Element data from apps and pages

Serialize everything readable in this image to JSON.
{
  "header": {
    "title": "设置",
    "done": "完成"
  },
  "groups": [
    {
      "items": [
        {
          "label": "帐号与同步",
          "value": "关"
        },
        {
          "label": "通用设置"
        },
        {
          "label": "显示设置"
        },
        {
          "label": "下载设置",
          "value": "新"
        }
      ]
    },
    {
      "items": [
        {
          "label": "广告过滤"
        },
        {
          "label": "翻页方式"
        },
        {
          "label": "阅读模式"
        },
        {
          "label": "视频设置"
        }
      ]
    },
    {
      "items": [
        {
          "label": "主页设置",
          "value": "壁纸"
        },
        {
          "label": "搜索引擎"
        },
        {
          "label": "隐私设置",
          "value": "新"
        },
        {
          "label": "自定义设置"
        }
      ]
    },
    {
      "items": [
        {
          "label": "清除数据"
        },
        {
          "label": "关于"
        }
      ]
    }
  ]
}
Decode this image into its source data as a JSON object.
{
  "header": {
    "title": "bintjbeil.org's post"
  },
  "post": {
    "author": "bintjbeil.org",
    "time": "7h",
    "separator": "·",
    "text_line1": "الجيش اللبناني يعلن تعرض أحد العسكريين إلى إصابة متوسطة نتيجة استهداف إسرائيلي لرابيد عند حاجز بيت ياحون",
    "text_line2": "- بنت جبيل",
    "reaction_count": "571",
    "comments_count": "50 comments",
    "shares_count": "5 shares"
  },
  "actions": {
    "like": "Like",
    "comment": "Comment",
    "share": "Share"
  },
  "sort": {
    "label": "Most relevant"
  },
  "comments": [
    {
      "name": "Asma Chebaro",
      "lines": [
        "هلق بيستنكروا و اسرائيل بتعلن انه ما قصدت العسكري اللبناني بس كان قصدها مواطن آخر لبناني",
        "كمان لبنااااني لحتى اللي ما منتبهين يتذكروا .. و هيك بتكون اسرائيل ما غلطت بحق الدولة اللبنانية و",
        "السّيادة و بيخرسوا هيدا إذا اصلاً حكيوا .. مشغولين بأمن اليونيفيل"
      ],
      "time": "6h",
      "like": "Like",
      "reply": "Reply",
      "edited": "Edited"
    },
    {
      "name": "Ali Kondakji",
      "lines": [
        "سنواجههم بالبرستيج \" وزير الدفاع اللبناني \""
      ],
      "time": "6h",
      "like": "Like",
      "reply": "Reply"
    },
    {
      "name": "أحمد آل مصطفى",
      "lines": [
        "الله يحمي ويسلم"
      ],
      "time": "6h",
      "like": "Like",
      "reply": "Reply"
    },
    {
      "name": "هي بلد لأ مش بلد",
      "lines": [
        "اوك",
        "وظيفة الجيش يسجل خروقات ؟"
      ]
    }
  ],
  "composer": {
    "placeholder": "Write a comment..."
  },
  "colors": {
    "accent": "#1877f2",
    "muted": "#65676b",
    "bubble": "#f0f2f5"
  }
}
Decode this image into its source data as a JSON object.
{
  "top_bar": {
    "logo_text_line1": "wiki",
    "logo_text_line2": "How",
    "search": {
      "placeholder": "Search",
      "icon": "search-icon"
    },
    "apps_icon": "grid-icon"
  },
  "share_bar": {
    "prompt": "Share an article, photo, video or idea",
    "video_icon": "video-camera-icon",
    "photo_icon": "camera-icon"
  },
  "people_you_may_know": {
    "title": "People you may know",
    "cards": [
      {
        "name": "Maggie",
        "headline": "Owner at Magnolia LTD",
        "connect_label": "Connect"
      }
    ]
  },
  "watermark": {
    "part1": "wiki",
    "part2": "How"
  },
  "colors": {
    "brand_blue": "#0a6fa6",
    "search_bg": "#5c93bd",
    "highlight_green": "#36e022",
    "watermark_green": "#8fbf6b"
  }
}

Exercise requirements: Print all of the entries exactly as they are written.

Answer area:
Serialize everything readable in this image to JSON.
{
  "header": {
    "title": "设置",
    "done": "完成"
  },
  "groups": [
    {
      "items": [
        {
          "label": "帐号与同步",
          "value": "关"
        },
        {
          "label": "通用设置"
        },
        {
          "label": "显示设置"
        },
        {
          "label": "下载设置",
          "value": "新"
        }
      ]
    },
    {
      "items": [
        {
          "label": "广告过滤"
        },
        {
          "label": "翻页方式"
        },
        {
          "label": "阅读模式"
        },
        {
          "label": "视频设置"
        }
      ]
    },
    {
      "items": [
        {
          "label": "主页设置",
          "value": "壁纸"
        },
        {
          "label": "搜索引擎"
        },
        {
          "label": "隐私设置",
          "value": "新"
        },
        {
          "label": "自定义设置"
        }
      ]
    },
    {
      "items": [
        {
          "label": "清除数据"
        },
        {
          "label": "关于"
        }
      ]
    }
  ]
}
Decode this image into its source data as a JSON object.
{
  "header": {
    "title": "bintjbeil.org's post"
  },
  "post": {
    "author": "bintjbeil.org",
    "time": "7h",
    "separator": "·",
    "text_line1": "الجيش اللبناني يعلن تعرض أحد العسكريين إلى إصابة متوسطة نتيجة استهداف إسرائيلي لرابيد عند حاجز بيت ياحون",
    "text_line2": "- بنت جبيل",
    "reaction_count": "571",
    "comments_count": "50 comments",
    "shares_count": "5 shares"
  },
  "actions": {
    "like": "Like",
    "comment": "Comment",
    "share": "Share"
  },
  "sort": {
    "label": "Most relevant"
  },
  "comments": [
    {
      "name": "Asma Chebaro",
      "lines": [
        "هلق بيستنكروا و اسرائيل بتعلن انه ما قصدت العسكري اللبناني بس كان قصدها مواطن آخر لبناني",
        "كمان لبنااااني لحتى اللي ما منتبهين يتذكروا .. و هيك بتكون اسرائيل ما غلطت بحق الدولة اللبنانية و",
        "السّيادة و بيخرسوا هيدا إذا اصلاً حكيوا .. مشغولين بأمن اليونيفيل"
      ],
      "time": "6h",
      "like": "Like",
      "reply": "Reply",
      "edited": "Edited"
    },
    {
      "name": "Ali Kondakji",
      "lines": [
        "سنواجههم بالبرستيج \" وزير الدفاع اللبناني \""
      ],
      "time": "6h",
      "like": "Like",
      "reply": "Reply"
    },
    {
      "name": "أحمد آل مصطفى",
      "lines": [
        "الله يحمي ويسلم"
      ],
      "time": "6h",
      "like": "Like",
      "reply": "Reply"
    },
    {
      "name": "هي بلد لأ مش بلد",
      "lines": [
        "اوك",
        "وظيفة الجيش يسجل خروقات ؟"
      ]
    }
  ],
  "composer": {
    "placeholder": "Write a comment..."
  },
  "colors": {
    "accent": "#1877f2",
    "muted": "#65676b",
    "bubble": "#f0f2f5"
  }
}
Decode this image into its source data as a JSON object.
{
  "top_bar": {
    "logo_text_line1": "wiki",
    "logo_text_line2": "How",
    "search": {
      "placeholder": "Search",
      "icon": "search-icon"
    },
    "apps_icon": "grid-icon"
  },
  "share_bar": {
    "prompt": "Share an article, photo, video or idea",
    "video_icon": "video-camera-icon",
    "photo_icon": "camera-icon"
  },
  "people_you_may_know": {
    "title": "People you may know",
    "cards": [
      {
        "name": "Maggie",
        "headline": "Owner at Magnolia LTD",
        "connect_label": "Connect"
      }
    ]
  },
  "watermark": {
    "part1": "wiki",
    "part2": "How"
  },
  "colors": {
    "brand_blue": "#0a6fa6",
    "search_bg": "#5c93bd",
    "highlight_green": "#36e022",
    "watermark_green": "#8fbf6b"
  }
}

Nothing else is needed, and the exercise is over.